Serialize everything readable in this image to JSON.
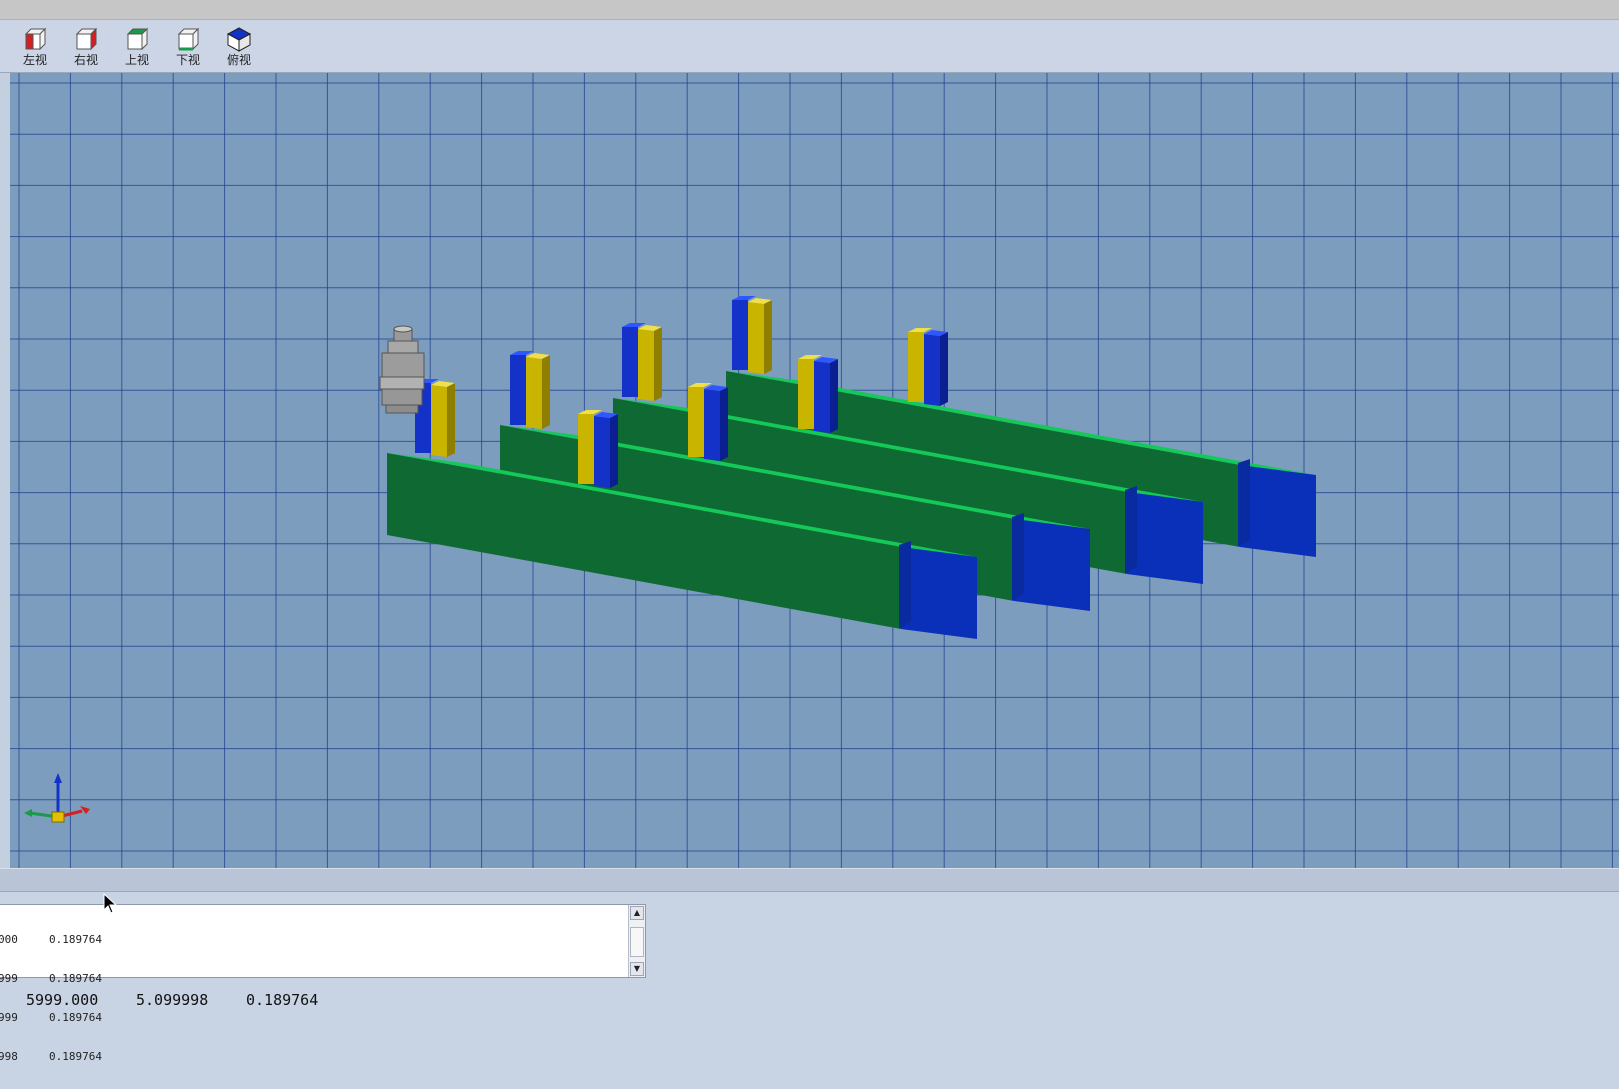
{
  "toolbar": {
    "buttons": [
      {
        "label": "左视",
        "icon": "left-view-cube-icon"
      },
      {
        "label": "右视",
        "icon": "right-view-cube-icon"
      },
      {
        "label": "上视",
        "icon": "top-view-cube-icon"
      },
      {
        "label": "下视",
        "icon": "bottom-view-cube-icon"
      },
      {
        "label": "俯视",
        "icon": "overhead-view-cube-icon"
      }
    ]
  },
  "viewport": {
    "background": "#7d9dbe",
    "grid_color": "#1c3f8c",
    "conveyor_top_color": "#14c85a",
    "conveyor_side_color": "#0e6a32",
    "end_cap_color": "#0a2fb8",
    "pin_yellow": "#c9b400",
    "pin_blue": "#1432c8",
    "axis_gizmo_icon": "xyz-axis-triad-icon",
    "spindle_icon": "spindle-tool-icon"
  },
  "log": {
    "lines": [
      {
        "col1": "000",
        "col2": "0.189764"
      },
      {
        "col1": "999",
        "col2": "0.189764"
      },
      {
        "col1": "999",
        "col2": "0.189764"
      },
      {
        "col1": "998",
        "col2": "0.189764"
      }
    ]
  },
  "status": {
    "x": "5999.000",
    "y": "5.099998",
    "z": "0.189764"
  }
}
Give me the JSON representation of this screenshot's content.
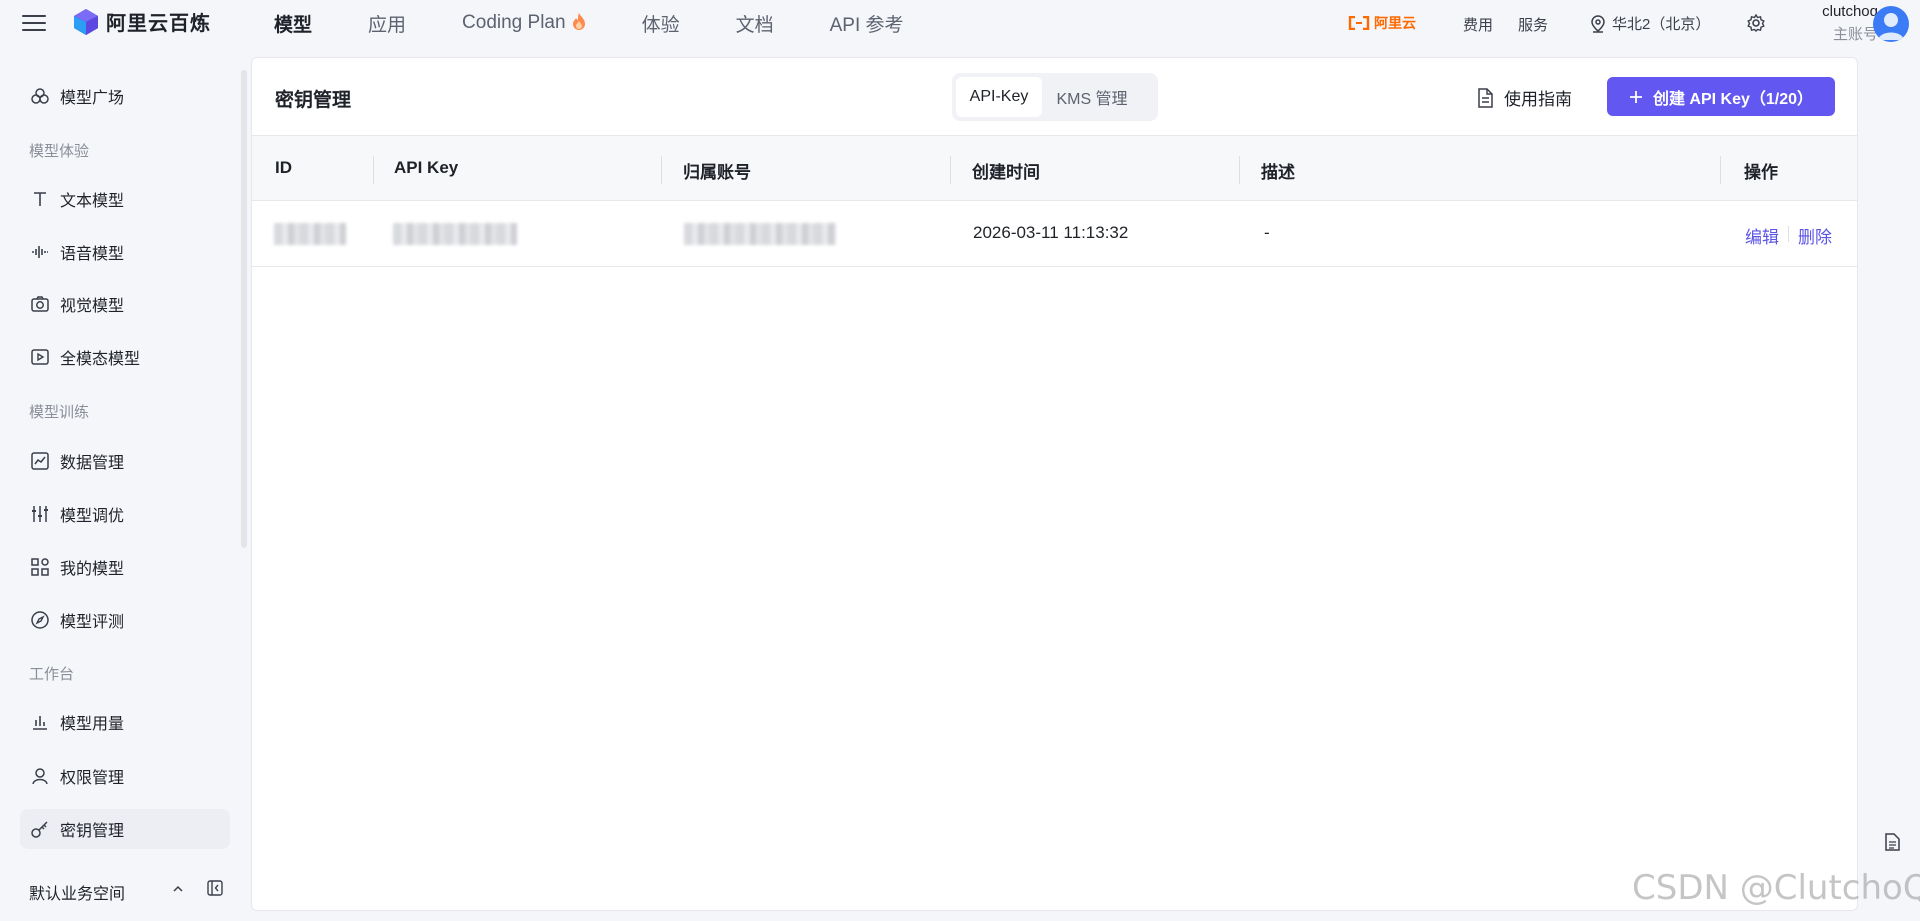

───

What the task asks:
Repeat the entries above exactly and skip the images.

Expected answer:
Serialize everything readable in this image to JSON.
{
  "toolbar": {
    "buttons": [
      {
        "label": "左视",
        "icon": "left-view-cube-icon"
      },
      {
        "label": "右视",
        "icon": "right-view-cube-icon"
      },
      {
        "label": "上视",
        "icon": "top-view-cube-icon"
      },
      {
        "label": "下视",
        "icon": "bottom-view-cube-icon"
      },
      {
        "label": "俯视",
        "icon": "overhead-view-cube-icon"
      }
    ]
  },
  "viewport": {
    "background": "#7d9dbe",
    "grid_color": "#1c3f8c",
    "conveyor_top_color": "#14c85a",
    "conveyor_side_color": "#0e6a32",
    "end_cap_color": "#0a2fb8",
    "pin_yellow": "#c9b400",
    "pin_blue": "#1432c8",
    "axis_gizmo_icon": "xyz-axis-triad-icon",
    "spindle_icon": "spindle-tool-icon"
  },
  "log": {
    "lines": [
      {
        "col1": "000",
        "col2": "0.189764"
      },
      {
        "col1": "999",
        "col2": "0.189764"
      },
      {
        "col1": "999",
        "col2": "0.189764"
      },
      {
        "col1": "998",
        "col2": "0.189764"
      }
    ]
  },
  "status": {
    "x": "5999.000",
    "y": "5.099998",
    "z": "0.189764"
  }
}
Give me the JSON representation of this screenshot's content.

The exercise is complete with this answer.